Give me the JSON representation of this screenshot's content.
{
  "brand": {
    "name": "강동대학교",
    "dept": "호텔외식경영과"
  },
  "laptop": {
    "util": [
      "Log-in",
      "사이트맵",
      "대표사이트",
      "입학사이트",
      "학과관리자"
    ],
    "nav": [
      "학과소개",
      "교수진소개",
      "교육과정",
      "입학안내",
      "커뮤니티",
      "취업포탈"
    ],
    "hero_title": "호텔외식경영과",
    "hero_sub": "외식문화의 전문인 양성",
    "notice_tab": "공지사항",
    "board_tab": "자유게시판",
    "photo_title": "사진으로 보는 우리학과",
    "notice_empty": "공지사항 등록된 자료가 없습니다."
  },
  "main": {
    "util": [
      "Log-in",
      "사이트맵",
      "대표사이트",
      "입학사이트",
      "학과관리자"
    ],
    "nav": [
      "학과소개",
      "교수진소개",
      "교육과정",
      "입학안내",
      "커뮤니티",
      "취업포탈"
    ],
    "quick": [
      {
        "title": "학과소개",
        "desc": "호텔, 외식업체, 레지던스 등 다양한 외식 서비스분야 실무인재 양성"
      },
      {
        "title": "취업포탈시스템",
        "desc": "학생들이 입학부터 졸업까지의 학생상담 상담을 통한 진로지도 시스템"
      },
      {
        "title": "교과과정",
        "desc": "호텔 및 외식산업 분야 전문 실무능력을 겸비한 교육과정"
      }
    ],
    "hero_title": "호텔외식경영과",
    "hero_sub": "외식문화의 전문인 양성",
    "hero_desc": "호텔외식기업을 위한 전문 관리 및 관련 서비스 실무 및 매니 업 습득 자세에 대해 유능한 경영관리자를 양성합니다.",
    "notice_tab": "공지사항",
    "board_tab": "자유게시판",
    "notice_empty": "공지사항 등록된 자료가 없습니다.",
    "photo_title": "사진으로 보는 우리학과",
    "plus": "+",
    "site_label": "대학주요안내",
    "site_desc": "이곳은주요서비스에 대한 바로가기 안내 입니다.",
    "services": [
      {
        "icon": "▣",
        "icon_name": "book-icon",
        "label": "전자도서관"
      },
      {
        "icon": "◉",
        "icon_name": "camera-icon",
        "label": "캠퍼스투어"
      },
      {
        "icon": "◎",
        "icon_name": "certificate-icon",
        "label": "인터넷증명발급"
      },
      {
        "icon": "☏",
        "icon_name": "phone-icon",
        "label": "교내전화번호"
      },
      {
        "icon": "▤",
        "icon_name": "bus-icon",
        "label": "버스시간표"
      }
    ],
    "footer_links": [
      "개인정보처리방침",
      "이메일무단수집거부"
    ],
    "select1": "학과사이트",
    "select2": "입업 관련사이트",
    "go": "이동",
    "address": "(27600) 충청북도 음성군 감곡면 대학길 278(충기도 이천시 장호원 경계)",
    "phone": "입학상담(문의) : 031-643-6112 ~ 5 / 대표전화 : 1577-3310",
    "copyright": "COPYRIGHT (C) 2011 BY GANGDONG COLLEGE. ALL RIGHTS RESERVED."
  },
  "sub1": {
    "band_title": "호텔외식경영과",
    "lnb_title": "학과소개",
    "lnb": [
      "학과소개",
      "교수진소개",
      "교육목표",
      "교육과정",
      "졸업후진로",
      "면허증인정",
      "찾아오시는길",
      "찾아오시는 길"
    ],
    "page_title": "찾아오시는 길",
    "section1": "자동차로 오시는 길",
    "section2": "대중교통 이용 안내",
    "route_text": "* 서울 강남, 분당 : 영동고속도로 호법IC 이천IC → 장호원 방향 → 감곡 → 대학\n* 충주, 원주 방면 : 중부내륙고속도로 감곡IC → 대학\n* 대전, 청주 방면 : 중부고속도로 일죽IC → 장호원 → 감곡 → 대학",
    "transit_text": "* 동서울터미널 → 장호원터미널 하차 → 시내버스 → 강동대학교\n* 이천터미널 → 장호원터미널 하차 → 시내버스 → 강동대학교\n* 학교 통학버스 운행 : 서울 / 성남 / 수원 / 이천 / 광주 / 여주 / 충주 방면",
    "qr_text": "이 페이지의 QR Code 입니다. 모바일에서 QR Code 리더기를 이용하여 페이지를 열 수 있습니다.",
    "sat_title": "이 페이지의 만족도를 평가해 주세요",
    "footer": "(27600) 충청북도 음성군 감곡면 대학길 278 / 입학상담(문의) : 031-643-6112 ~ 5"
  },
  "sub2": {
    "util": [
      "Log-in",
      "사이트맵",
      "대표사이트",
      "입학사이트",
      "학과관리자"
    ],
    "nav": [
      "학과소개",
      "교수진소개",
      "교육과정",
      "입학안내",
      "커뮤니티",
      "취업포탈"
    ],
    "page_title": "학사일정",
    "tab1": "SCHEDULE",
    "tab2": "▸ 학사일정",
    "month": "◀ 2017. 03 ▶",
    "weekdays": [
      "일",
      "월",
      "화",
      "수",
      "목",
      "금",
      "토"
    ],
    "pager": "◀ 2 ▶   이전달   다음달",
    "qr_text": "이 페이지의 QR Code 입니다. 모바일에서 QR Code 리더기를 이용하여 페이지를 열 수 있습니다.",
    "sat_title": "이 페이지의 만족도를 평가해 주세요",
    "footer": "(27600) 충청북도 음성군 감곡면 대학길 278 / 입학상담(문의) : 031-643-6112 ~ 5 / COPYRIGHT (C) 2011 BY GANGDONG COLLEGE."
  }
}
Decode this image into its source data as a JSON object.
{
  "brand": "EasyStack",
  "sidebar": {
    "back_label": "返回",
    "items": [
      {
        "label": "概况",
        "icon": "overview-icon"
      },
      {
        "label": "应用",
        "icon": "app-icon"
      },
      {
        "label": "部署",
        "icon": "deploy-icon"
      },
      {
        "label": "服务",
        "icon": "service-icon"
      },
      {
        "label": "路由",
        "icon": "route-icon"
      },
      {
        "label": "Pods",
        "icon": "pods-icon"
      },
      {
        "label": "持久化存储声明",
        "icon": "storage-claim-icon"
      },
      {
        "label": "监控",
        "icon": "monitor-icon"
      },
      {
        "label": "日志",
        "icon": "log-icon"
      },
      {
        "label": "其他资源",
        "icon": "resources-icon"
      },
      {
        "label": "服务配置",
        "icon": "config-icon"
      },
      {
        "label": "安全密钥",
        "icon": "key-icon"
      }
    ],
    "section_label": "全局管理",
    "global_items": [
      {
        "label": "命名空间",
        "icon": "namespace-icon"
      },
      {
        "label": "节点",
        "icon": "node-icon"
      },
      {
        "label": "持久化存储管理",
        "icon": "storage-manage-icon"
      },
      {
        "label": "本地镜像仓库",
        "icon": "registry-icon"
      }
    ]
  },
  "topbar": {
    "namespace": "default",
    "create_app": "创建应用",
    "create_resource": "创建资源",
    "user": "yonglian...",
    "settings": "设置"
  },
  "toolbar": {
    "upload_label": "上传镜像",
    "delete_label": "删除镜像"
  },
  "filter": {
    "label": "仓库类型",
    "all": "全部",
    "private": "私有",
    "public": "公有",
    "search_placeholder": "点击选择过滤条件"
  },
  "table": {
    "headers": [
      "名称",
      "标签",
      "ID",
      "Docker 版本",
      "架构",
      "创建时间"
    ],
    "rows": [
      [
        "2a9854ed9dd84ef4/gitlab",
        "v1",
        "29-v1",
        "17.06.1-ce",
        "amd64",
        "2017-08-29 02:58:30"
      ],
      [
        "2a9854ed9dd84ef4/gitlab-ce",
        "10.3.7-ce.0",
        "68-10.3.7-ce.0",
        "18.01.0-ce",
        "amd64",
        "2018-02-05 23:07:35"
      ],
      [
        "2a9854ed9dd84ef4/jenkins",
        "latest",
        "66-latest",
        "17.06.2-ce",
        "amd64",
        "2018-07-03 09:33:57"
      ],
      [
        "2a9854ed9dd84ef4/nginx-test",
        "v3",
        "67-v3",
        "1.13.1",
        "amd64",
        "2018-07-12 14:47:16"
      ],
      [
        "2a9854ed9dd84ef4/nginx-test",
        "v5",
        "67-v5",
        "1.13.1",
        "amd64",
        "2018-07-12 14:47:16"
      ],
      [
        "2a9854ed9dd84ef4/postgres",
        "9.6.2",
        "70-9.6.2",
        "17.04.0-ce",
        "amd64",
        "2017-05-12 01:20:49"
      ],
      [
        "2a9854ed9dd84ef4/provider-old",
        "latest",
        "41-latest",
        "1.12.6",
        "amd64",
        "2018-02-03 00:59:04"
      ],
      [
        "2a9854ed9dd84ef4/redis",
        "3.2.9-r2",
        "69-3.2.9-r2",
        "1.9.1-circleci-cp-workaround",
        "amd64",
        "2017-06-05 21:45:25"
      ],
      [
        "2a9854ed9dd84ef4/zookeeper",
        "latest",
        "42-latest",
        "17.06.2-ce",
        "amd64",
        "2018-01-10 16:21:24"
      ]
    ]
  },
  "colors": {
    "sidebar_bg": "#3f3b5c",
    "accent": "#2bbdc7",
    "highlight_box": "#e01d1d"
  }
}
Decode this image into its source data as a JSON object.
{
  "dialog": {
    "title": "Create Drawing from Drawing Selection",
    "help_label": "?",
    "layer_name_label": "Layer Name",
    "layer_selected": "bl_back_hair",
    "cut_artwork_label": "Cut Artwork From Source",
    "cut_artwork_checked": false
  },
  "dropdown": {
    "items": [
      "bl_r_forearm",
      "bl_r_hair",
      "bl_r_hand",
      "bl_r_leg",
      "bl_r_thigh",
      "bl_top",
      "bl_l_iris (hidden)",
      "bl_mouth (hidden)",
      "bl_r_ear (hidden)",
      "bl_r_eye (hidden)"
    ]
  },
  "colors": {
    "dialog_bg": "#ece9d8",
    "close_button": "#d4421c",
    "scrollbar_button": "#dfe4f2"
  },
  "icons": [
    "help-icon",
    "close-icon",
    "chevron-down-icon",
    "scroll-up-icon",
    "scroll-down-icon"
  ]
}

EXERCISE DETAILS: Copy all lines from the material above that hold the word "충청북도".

EXPECTED ANSWER:
    "address": "(27600) 충청북도 음성군 감곡면 대학길 278(충기도 이천시 장호원 경계)",
    "footer": "(27600) 충청북도 음성군 감곡면 대학길 278 / 입학상담(문의) : 031-643-6112 ~ 5"
    "footer": "(27600) 충청북도 음성군 감곡면 대학길 278 / 입학상담(문의) : 031-643-6112 ~ 5 / COPYRIGHT (C) 2011 BY GANGDONG COLLEGE."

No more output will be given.